WHAT THE TASK ASKS: The data below should be copied out exactly, with its pictures omitted.
┏━━
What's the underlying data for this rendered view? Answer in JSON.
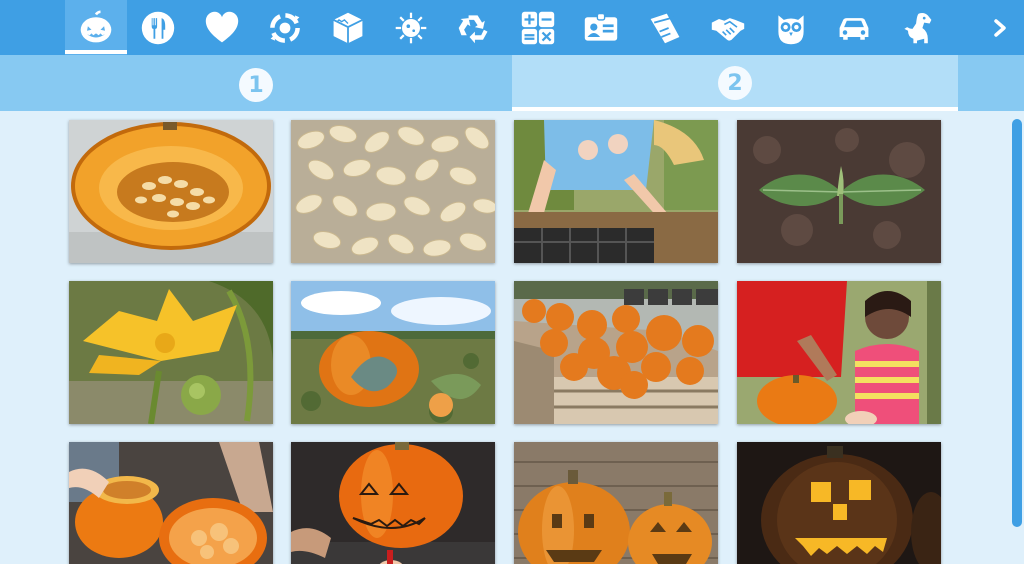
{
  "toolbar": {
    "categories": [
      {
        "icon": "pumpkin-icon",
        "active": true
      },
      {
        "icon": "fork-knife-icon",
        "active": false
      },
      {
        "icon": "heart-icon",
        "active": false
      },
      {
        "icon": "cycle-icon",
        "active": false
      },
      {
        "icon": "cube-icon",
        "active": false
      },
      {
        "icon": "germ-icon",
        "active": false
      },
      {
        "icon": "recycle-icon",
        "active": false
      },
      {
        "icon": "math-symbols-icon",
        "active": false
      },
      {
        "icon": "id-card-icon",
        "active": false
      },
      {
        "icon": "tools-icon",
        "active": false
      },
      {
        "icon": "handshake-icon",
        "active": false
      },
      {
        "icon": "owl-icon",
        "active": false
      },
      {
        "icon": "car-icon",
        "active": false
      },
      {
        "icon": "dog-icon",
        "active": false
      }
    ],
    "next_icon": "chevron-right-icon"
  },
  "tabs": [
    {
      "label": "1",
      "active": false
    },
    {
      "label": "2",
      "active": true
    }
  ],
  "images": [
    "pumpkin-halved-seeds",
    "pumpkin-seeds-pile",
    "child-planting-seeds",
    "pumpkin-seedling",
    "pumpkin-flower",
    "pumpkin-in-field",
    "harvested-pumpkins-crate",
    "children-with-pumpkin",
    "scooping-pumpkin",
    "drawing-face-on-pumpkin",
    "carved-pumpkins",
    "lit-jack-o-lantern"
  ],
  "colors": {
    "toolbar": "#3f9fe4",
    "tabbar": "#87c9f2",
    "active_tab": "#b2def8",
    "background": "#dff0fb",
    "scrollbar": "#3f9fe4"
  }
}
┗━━
ANSWER BELOW:
What's the underlying data for this rendered view? Answer in JSON.
{
  "toolbar": {
    "categories": [
      {
        "icon": "pumpkin-icon",
        "active": true
      },
      {
        "icon": "fork-knife-icon",
        "active": false
      },
      {
        "icon": "heart-icon",
        "active": false
      },
      {
        "icon": "cycle-icon",
        "active": false
      },
      {
        "icon": "cube-icon",
        "active": false
      },
      {
        "icon": "germ-icon",
        "active": false
      },
      {
        "icon": "recycle-icon",
        "active": false
      },
      {
        "icon": "math-symbols-icon",
        "active": false
      },
      {
        "icon": "id-card-icon",
        "active": false
      },
      {
        "icon": "tools-icon",
        "active": false
      },
      {
        "icon": "handshake-icon",
        "active": false
      },
      {
        "icon": "owl-icon",
        "active": false
      },
      {
        "icon": "car-icon",
        "active": false
      },
      {
        "icon": "dog-icon",
        "active": false
      }
    ],
    "next_icon": "chevron-right-icon"
  },
  "tabs": [
    {
      "label": "1",
      "active": false
    },
    {
      "label": "2",
      "active": true
    }
  ],
  "images": [
    "pumpkin-halved-seeds",
    "pumpkin-seeds-pile",
    "child-planting-seeds",
    "pumpkin-seedling",
    "pumpkin-flower",
    "pumpkin-in-field",
    "harvested-pumpkins-crate",
    "children-with-pumpkin",
    "scooping-pumpkin",
    "drawing-face-on-pumpkin",
    "carved-pumpkins",
    "lit-jack-o-lantern"
  ],
  "colors": {
    "toolbar": "#3f9fe4",
    "tabbar": "#87c9f2",
    "active_tab": "#b2def8",
    "background": "#dff0fb",
    "scrollbar": "#3f9fe4"
  }
}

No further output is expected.